Sunday, August 12, 2012
Searching for Medical Care
It shouldn't be this way but it is. Why? Because the first question the office tends to ask is "why do you need to see the doctor" and when you say pain or fibromyalgia or lupus or CFS, the next words are often "we don't do pain meds here" or some variation thereof. Often doctors will refuse to take on chronic pain patients at all.
I have moved many times. I have traveled a good deal. Often I've had to seek out medical assistance because of my conditions, which all seem to cause me pain in one form or another. I find that about 1 in 25 doctors actually wants to help. That means that only about 4% of the doctors I've met, dealt with, or somehow had contact with are actually interested in easing pain, making life livable, and discovering core issues behind new problems as they arise. The rest are generally unhelpful, rude, and often extremely dismissive. This is a sad statement on our medical health care providers and possibly on the institutions which educate them.

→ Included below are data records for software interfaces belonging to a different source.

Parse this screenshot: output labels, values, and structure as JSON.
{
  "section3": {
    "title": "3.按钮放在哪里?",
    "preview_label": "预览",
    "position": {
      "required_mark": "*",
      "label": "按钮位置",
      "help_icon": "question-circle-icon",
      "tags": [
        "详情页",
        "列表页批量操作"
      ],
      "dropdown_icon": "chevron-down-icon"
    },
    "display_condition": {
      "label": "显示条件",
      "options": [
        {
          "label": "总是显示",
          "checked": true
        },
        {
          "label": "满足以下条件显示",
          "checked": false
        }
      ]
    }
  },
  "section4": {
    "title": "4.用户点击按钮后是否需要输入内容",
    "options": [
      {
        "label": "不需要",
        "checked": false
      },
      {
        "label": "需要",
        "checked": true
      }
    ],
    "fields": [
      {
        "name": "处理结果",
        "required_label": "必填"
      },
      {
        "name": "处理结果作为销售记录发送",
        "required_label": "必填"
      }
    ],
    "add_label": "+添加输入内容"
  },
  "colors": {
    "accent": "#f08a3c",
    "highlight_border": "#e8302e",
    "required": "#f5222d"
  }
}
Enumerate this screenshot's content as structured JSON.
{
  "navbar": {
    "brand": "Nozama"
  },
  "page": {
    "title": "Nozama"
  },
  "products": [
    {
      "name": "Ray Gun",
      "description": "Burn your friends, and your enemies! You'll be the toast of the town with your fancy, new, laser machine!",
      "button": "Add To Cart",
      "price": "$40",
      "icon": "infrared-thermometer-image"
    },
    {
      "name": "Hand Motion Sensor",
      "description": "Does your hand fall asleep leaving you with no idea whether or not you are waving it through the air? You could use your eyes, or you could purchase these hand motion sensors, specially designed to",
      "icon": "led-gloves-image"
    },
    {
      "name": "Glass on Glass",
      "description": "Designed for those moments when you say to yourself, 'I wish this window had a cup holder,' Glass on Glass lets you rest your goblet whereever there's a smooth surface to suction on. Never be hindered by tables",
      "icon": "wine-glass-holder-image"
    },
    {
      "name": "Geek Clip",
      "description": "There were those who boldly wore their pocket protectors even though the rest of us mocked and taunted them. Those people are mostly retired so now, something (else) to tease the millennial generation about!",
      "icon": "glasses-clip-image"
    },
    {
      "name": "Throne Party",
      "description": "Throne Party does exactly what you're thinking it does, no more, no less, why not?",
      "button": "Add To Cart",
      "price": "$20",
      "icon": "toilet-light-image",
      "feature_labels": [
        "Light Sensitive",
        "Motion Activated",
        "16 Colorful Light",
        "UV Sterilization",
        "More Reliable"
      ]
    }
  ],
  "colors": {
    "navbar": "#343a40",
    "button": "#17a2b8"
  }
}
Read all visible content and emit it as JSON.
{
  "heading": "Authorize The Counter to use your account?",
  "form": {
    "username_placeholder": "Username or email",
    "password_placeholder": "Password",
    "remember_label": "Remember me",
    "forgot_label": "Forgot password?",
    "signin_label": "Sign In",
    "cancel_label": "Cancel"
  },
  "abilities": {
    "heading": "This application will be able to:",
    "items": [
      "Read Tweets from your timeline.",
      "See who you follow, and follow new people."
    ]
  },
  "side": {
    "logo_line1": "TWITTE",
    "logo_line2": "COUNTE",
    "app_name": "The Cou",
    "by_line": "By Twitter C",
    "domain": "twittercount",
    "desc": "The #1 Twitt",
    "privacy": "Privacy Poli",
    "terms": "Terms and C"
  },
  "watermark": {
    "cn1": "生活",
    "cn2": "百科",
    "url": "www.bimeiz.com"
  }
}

It's sad that people with chronic health problems are looked at differently, treated differently, and are more or less outcasts when it comes to medical care. We have to search for the one doctor who will help us. We have to make dozens of calls and sometimes even go to several appointments before the right doctor appears. During the search we get subjected to accusations, dirty looks, name calling, or just being treated like a lower lifeform.
Doctors, if you are reading this maybe you are one of those 4% and you are willing to try. Stand up for the chronically ill. Be a voice for positive change. We deserve care and respect just as any other.
Posted by Tracy Seekins at 6:25 AM